__The task__: Produce a word-for-word copy of the data below.

__Data for this exercise__:
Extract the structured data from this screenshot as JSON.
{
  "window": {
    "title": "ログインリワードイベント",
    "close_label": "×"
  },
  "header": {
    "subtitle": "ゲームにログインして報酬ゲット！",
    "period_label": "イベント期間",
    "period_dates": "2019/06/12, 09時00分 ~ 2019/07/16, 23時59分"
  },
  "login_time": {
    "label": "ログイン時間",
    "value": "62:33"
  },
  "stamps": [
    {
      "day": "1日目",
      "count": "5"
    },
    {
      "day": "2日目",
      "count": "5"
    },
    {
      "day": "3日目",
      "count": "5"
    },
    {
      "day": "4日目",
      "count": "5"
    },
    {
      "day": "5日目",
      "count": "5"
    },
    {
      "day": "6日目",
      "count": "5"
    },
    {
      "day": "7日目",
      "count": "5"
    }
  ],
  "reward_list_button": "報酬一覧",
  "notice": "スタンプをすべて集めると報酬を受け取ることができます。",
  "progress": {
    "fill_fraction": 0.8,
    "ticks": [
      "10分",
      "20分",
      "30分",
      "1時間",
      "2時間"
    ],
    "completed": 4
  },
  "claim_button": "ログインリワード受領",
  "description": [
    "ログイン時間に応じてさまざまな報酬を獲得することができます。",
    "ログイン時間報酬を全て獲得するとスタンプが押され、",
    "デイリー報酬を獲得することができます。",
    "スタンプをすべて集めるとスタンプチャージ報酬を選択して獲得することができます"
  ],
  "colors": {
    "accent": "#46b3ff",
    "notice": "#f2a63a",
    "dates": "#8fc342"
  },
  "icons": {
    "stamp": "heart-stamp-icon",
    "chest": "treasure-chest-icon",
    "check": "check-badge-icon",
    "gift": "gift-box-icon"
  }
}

__Answer to this exercise__:
Extract the structured data from this screenshot as JSON.
{
  "window": {
    "title": "ログインリワードイベント",
    "close_label": "×"
  },
  "header": {
    "subtitle": "ゲームにログインして報酬ゲット！",
    "period_label": "イベント期間",
    "period_dates": "2019/06/12, 09時00分 ~ 2019/07/16, 23時59分"
  },
  "login_time": {
    "label": "ログイン時間",
    "value": "62:33"
  },
  "stamps": [
    {
      "day": "1日目",
      "count": "5"
    },
    {
      "day": "2日目",
      "count": "5"
    },
    {
      "day": "3日目",
      "count": "5"
    },
    {
      "day": "4日目",
      "count": "5"
    },
    {
      "day": "5日目",
      "count": "5"
    },
    {
      "day": "6日目",
      "count": "5"
    },
    {
      "day": "7日目",
      "count": "5"
    }
  ],
  "reward_list_button": "報酬一覧",
  "notice": "スタンプをすべて集めると報酬を受け取ることができます。",
  "progress": {
    "fill_fraction": 0.8,
    "ticks": [
      "10分",
      "20分",
      "30分",
      "1時間",
      "2時間"
    ],
    "completed": 4
  },
  "claim_button": "ログインリワード受領",
  "description": [
    "ログイン時間に応じてさまざまな報酬を獲得することができます。",
    "ログイン時間報酬を全て獲得するとスタンプが押され、",
    "デイリー報酬を獲得することができます。",
    "スタンプをすべて集めるとスタンプチャージ報酬を選択して獲得することができます"
  ],
  "colors": {
    "accent": "#46b3ff",
    "notice": "#f2a63a",
    "dates": "#8fc342"
  },
  "icons": {
    "stamp": "heart-stamp-icon",
    "chest": "treasure-chest-icon",
    "check": "check-badge-icon",
    "gift": "gift-box-icon"
  }
}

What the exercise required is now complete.